◆ Exercise materials
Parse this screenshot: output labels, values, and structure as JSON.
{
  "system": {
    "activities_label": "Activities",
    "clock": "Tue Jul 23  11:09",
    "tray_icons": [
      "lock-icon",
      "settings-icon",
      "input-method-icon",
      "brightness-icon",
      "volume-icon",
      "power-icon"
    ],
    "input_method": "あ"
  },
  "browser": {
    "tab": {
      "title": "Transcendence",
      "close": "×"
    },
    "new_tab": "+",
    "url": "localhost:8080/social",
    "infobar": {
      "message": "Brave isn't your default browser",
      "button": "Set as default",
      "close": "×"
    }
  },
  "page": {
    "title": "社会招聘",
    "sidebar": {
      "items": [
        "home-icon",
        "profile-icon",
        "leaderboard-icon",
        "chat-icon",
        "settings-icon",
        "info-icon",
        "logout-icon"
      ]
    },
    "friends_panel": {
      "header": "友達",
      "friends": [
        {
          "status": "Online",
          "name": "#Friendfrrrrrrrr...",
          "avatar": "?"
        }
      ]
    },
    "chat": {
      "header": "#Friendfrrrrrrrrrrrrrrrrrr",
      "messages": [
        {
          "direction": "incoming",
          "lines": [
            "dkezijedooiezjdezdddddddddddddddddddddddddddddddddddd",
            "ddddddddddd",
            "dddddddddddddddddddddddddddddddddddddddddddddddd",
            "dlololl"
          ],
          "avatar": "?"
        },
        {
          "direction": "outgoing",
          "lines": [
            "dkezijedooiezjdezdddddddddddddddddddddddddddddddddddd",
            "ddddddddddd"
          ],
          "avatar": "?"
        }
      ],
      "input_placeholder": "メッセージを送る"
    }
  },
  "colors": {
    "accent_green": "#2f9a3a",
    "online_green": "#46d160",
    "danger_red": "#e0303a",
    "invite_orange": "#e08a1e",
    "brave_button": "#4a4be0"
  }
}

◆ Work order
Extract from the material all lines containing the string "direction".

◆ Result of the task
          "direction": "incoming",
          "direction": "outgoing",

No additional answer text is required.